TASK INPUTS:

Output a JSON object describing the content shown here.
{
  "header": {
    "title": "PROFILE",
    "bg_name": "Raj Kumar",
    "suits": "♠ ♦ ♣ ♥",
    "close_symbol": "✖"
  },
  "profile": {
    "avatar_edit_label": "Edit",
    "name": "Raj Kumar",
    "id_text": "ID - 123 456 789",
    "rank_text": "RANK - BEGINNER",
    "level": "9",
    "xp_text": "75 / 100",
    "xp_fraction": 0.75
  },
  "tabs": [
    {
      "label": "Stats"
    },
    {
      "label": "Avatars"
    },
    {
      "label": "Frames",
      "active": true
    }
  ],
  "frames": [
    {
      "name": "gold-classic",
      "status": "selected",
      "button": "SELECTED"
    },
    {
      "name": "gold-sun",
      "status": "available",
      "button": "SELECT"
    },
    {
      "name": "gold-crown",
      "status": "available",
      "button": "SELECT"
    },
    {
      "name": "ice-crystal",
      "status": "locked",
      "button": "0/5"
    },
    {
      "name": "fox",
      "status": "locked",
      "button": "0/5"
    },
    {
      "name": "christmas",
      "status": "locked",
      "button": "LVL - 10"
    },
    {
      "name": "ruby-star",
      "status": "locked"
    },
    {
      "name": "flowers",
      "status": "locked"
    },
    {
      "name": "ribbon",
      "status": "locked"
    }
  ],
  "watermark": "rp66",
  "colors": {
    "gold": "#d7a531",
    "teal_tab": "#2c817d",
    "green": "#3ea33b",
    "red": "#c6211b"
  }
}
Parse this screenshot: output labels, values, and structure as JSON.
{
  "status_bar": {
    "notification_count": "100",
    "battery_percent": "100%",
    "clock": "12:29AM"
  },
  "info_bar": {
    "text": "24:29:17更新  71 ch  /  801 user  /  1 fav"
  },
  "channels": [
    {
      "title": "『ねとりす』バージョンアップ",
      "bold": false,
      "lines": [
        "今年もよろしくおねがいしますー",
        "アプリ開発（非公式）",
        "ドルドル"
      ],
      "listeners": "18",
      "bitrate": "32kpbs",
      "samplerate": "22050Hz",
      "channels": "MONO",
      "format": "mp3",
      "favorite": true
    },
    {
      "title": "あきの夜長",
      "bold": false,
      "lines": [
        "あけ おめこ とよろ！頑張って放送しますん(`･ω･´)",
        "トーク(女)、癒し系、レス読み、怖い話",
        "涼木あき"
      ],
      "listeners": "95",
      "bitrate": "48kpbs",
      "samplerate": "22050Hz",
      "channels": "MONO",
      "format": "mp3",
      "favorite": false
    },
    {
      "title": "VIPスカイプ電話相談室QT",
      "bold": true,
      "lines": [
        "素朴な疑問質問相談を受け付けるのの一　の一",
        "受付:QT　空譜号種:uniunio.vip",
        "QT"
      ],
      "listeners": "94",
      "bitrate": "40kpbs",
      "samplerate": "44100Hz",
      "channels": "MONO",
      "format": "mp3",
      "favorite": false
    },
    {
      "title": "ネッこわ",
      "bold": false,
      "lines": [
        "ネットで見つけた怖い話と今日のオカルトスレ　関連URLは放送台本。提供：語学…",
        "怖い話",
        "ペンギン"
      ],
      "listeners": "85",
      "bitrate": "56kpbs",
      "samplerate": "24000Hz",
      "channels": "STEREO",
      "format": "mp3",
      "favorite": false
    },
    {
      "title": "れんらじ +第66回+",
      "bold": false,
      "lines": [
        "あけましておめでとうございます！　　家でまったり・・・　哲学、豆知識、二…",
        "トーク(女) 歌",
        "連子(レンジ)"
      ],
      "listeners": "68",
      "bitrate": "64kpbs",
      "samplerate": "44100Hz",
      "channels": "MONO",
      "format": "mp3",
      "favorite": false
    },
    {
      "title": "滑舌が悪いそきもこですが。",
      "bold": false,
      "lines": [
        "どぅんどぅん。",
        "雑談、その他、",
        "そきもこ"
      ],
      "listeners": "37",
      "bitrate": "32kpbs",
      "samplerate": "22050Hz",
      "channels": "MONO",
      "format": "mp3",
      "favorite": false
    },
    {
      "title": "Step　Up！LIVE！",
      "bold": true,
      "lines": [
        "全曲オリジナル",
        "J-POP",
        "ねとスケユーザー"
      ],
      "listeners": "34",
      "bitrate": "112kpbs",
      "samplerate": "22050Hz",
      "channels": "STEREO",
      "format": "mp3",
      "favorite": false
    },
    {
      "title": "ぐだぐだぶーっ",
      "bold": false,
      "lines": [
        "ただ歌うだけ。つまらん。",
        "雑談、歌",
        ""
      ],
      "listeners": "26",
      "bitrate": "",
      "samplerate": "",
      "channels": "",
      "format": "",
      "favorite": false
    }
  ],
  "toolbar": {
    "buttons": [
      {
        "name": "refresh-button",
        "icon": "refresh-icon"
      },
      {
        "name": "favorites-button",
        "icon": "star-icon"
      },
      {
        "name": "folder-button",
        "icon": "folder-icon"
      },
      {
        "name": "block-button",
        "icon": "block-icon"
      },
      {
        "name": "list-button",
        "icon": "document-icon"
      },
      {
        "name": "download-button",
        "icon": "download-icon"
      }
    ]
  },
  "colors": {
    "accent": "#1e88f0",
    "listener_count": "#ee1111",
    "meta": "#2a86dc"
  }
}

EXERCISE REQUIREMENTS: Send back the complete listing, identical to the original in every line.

TASK SOLUTION:
Output a JSON object describing the content shown here.
{
  "header": {
    "title": "PROFILE",
    "bg_name": "Raj Kumar",
    "suits": "♠ ♦ ♣ ♥",
    "close_symbol": "✖"
  },
  "profile": {
    "avatar_edit_label": "Edit",
    "name": "Raj Kumar",
    "id_text": "ID - 123 456 789",
    "rank_text": "RANK - BEGINNER",
    "level": "9",
    "xp_text": "75 / 100",
    "xp_fraction": 0.75
  },
  "tabs": [
    {
      "label": "Stats"
    },
    {
      "label": "Avatars"
    },
    {
      "label": "Frames",
      "active": true
    }
  ],
  "frames": [
    {
      "name": "gold-classic",
      "status": "selected",
      "button": "SELECTED"
    },
    {
      "name": "gold-sun",
      "status": "available",
      "button": "SELECT"
    },
    {
      "name": "gold-crown",
      "status": "available",
      "button": "SELECT"
    },
    {
      "name": "ice-crystal",
      "status": "locked",
      "button": "0/5"
    },
    {
      "name": "fox",
      "status": "locked",
      "button": "0/5"
    },
    {
      "name": "christmas",
      "status": "locked",
      "button": "LVL - 10"
    },
    {
      "name": "ruby-star",
      "status": "locked"
    },
    {
      "name": "flowers",
      "status": "locked"
    },
    {
      "name": "ribbon",
      "status": "locked"
    }
  ],
  "watermark": "rp66",
  "colors": {
    "gold": "#d7a531",
    "teal_tab": "#2c817d",
    "green": "#3ea33b",
    "red": "#c6211b"
  }
}
Parse this screenshot: output labels, values, and structure as JSON.
{
  "status_bar": {
    "notification_count": "100",
    "battery_percent": "100%",
    "clock": "12:29AM"
  },
  "info_bar": {
    "text": "24:29:17更新  71 ch  /  801 user  /  1 fav"
  },
  "channels": [
    {
      "title": "『ねとりす』バージョンアップ",
      "bold": false,
      "lines": [
        "今年もよろしくおねがいしますー",
        "アプリ開発（非公式）",
        "ドルドル"
      ],
      "listeners": "18",
      "bitrate": "32kpbs",
      "samplerate": "22050Hz",
      "channels": "MONO",
      "format": "mp3",
      "favorite": true
    },
    {
      "title": "あきの夜長",
      "bold": false,
      "lines": [
        "あけ おめこ とよろ！頑張って放送しますん(`･ω･´)",
        "トーク(女)、癒し系、レス読み、怖い話",
        "涼木あき"
      ],
      "listeners": "95",
      "bitrate": "48kpbs",
      "samplerate": "22050Hz",
      "channels": "MONO",
      "format": "mp3",
      "favorite": false
    },
    {
      "title": "VIPスカイプ電話相談室QT",
      "bold": true,
      "lines": [
        "素朴な疑問質問相談を受け付けるのの一　の一",
        "受付:QT　空譜号種:uniunio.vip",
        "QT"
      ],
      "listeners": "94",
      "bitrate": "40kpbs",
      "samplerate": "44100Hz",
      "channels": "MONO",
      "format": "mp3",
      "favorite": false
    },
    {
      "title": "ネッこわ",
      "bold": false,
      "lines": [
        "ネットで見つけた怖い話と今日のオカルトスレ　関連URLは放送台本。提供：語学…",
        "怖い話",
        "ペンギン"
      ],
      "listeners": "85",
      "bitrate": "56kpbs",
      "samplerate": "24000Hz",
      "channels": "STEREO",
      "format": "mp3",
      "favorite": false
    },
    {
      "title": "れんらじ +第66回+",
      "bold": false,
      "lines": [
        "あけましておめでとうございます！　　家でまったり・・・　哲学、豆知識、二…",
        "トーク(女) 歌",
        "連子(レンジ)"
      ],
      "listeners": "68",
      "bitrate": "64kpbs",
      "samplerate": "44100Hz",
      "channels": "MONO",
      "format": "mp3",
      "favorite": false
    },
    {
      "title": "滑舌が悪いそきもこですが。",
      "bold": false,
      "lines": [
        "どぅんどぅん。",
        "雑談、その他、",
        "そきもこ"
      ],
      "listeners": "37",
      "bitrate": "32kpbs",
      "samplerate": "22050Hz",
      "channels": "MONO",
      "format": "mp3",
      "favorite": false
    },
    {
      "title": "Step　Up！LIVE！",
      "bold": true,
      "lines": [
        "全曲オリジナル",
        "J-POP",
        "ねとスケユーザー"
      ],
      "listeners": "34",
      "bitrate": "112kpbs",
      "samplerate": "22050Hz",
      "channels": "STEREO",
      "format": "mp3",
      "favorite": false
    },
    {
      "title": "ぐだぐだぶーっ",
      "bold": false,
      "lines": [
        "ただ歌うだけ。つまらん。",
        "雑談、歌",
        ""
      ],
      "listeners": "26",
      "bitrate": "",
      "samplerate": "",
      "channels": "",
      "format": "",
      "favorite": false
    }
  ],
  "toolbar": {
    "buttons": [
      {
        "name": "refresh-button",
        "icon": "refresh-icon"
      },
      {
        "name": "favorites-button",
        "icon": "star-icon"
      },
      {
        "name": "folder-button",
        "icon": "folder-icon"
      },
      {
        "name": "block-button",
        "icon": "block-icon"
      },
      {
        "name": "list-button",
        "icon": "document-icon"
      },
      {
        "name": "download-button",
        "icon": "download-icon"
      }
    ]
  },
  "colors": {
    "accent": "#1e88f0",
    "listener_count": "#ee1111",
    "meta": "#2a86dc"
  }
}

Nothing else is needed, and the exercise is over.